Work to complete >>
Scan the entries below, and for each line that includes the word "Uhrzeit", make a copy.

==== Records shown

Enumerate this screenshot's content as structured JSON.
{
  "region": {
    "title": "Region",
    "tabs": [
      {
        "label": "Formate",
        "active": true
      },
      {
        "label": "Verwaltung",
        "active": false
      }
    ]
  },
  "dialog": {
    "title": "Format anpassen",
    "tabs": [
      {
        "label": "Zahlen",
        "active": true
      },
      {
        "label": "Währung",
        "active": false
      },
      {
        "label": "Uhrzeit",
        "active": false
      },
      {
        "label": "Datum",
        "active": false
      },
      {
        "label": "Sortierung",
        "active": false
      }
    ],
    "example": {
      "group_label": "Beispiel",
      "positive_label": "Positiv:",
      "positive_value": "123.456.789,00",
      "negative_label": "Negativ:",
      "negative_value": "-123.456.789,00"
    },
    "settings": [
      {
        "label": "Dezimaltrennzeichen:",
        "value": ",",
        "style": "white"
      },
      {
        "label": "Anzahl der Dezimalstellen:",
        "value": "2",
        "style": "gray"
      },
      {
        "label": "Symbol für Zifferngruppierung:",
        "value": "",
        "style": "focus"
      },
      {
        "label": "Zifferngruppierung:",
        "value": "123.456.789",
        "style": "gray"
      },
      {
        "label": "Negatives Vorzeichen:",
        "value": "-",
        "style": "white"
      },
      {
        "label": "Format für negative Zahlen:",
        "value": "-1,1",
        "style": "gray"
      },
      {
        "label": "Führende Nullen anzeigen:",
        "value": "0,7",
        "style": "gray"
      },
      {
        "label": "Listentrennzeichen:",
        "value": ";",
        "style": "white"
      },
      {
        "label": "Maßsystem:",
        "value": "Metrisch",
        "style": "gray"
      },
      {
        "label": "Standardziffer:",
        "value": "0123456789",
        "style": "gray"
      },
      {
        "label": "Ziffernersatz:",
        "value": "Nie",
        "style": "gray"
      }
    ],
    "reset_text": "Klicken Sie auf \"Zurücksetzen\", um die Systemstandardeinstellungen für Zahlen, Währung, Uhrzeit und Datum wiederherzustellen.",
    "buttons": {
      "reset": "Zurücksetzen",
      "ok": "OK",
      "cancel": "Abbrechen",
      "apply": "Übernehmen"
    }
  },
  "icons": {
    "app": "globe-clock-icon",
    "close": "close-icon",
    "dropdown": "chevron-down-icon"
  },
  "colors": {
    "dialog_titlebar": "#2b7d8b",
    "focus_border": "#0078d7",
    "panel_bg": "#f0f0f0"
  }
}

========
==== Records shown

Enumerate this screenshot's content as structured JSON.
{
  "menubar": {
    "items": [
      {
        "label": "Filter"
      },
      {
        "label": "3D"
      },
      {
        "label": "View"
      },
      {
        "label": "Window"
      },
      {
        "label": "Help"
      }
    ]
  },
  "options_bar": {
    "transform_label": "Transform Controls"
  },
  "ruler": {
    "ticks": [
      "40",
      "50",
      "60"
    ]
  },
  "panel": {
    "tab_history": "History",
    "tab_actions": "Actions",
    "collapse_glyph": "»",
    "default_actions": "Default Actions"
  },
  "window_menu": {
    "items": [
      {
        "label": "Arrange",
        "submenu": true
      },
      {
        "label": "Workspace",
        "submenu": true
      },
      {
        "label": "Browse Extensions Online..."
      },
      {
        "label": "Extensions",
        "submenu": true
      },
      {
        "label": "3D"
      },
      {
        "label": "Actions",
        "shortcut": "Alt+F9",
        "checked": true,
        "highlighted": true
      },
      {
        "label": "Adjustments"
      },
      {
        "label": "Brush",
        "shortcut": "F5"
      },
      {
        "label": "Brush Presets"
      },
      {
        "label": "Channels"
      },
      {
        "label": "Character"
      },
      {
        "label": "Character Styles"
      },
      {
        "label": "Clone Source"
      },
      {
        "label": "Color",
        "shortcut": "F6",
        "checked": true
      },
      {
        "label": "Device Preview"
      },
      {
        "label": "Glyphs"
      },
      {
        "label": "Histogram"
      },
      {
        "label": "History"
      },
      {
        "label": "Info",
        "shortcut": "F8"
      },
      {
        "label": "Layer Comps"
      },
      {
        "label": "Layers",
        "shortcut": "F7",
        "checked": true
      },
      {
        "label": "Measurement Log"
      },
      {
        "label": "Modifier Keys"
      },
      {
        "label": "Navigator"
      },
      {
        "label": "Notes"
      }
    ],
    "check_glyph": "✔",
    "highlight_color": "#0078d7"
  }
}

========

Answer to this problem >>
        "label": "Uhrzeit",
    "reset_text": "Klicken Sie auf \"Zurücksetzen\", um die Systemstandardeinstellungen für Zahlen, Währung, Uhrzeit und Datum wiederherzustellen.",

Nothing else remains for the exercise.